Well, everything. IR is everything that’s going on in the world: looking at why it happens, why countries interact the way they do, how they are likely to act in any given situation, why wars happened, and how their repercussions will effect the rest of the world.
Anything event that significantly impacts your country, or the world as a whole, is going to significantly impact on what you wear. War is, obviously, one of the most significant events that can happen to a country. Get involved in an extended war, with all your nations resources turned toward the war, and there are going to be clothing shortages, and a rise in patriotic and military inspired motifs. The flow of raw materials: oil, cotton, silk, linen, dye, may be interrupted, meaning that those materials are unavailable.
Clothing shortages famously occurred during both World Wars, with Germany resorting to making ‘austerity’ corsets out of fabric woven from paper thread in WWI, because Germany been importing most of its cotton and wool.
Patriotic motifs and colours were common in WWII: one of the most popular shades in the US was ‘Air Force Blue’. The Dazzle frocks and swimsuits I posted about last week are another example of patriotism in fashion, as was the name Government silk for rayon.
Military-esque trimmings on women’s spencers and pelisses were very fashionable during the Napoleonic wars.
During the American Civil War the South did not sell cotton to the North, and the North attempted (mostly successfully) to blockade the South, preventing goods from reaching the South, and Southern cotton from being exported to Britain, resulting in cotton shortages across Europe, and everything shortages across the South.
While the affects of war on fashion are quite famous, extended periods of peace can also affect fashions. Their effect is more subtle, and harder to pinpoint, but it can be seen. With extended peace countries are able to trade goods and ideas freely, new materials are seen, fashions become more elaborate and decadent, as resources and innovations can be focus on domestic goods and fashions.

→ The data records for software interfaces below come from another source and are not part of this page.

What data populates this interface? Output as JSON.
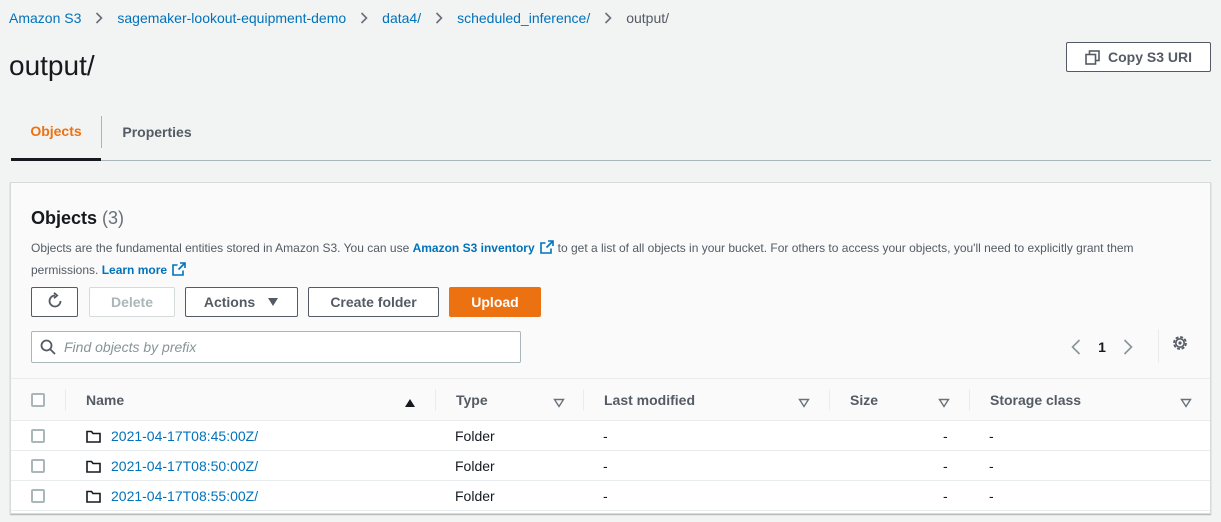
{
  "breadcrumb": {
    "items": [
      "Amazon S3",
      "sagemaker-lookout-equipment-demo",
      "data4/",
      "scheduled_inference/"
    ],
    "current": "output/"
  },
  "page": {
    "title": "output/"
  },
  "copy_button": {
    "label": "Copy S3 URI",
    "icon": "copy-icon"
  },
  "tabs": [
    {
      "label": "Objects",
      "active": true
    },
    {
      "label": "Properties",
      "active": false
    }
  ],
  "panel": {
    "title": "Objects",
    "count": "(3)",
    "description_pre": "Objects are the fundamental entities stored in Amazon S3. You can use",
    "inventory_link": "Amazon S3 inventory",
    "description_mid": "to get a list of all objects in your bucket. For others to access your objects, you'll need to explicitly grant them permissions.",
    "learn_more": "Learn more"
  },
  "toolbar": {
    "refresh_icon": "refresh-icon",
    "delete_label": "Delete",
    "actions_label": "Actions",
    "create_folder_label": "Create folder",
    "upload_label": "Upload"
  },
  "search": {
    "placeholder": "Find objects by prefix",
    "value": ""
  },
  "pagination": {
    "current_page": "1"
  },
  "colors": {
    "accent": "#ec7211",
    "link": "#0073bb"
  },
  "table": {
    "columns": [
      "Name",
      "Type",
      "Last modified",
      "Size",
      "Storage class"
    ],
    "rows": [
      {
        "name": "2021-04-17T08:45:00Z/",
        "type": "Folder",
        "last_modified": "-",
        "size": "-",
        "storage_class": "-"
      },
      {
        "name": "2021-04-17T08:50:00Z/",
        "type": "Folder",
        "last_modified": "-",
        "size": "-",
        "storage_class": "-"
      },
      {
        "name": "2021-04-17T08:55:00Z/",
        "type": "Folder",
        "last_modified": "-",
        "size": "-",
        "storage_class": "-"
      }
    ]
  }
}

Extended periods of (relative) peace along the Silk Road, for example, allowed Chinese silks to make it all the way to Rome (much to the governments displeasure, as they disliked the sort of free trade that saw Roman gold leaving the country for foreign silks.
For much of the 19th c., from the Congress of Vienna to the outbreak of WWI , Europe benefited from the (relative) peace of the Pax Britannica. It is not a cooincidence that this era saw enormous advances in science and industry, all of which affected fashions. Trains, steamships, telegraphs, photography, and advances in printing all assisting in spreading new fashions around the globe at ever increasing rates.
There were also advances in what kinds of fashions could be spread, like the discovery of aniline dyes (hugely helped by the peace, and an exchange of ideas between Britain and Continental Europe).
I will admit that tracing a fashion to a lack of a specific incident (war) can be trickier than tracing it to a specific incident, and not all fashions that arise during peacetime develop specifically because it is an extended peacetime, but it’s still a fascinating idea to tease out.
I hope I’ve given you plenty to think about! Whatever you make, be sure to consider how it was affected by war or peace, and how that shaped it as a costume and fashion.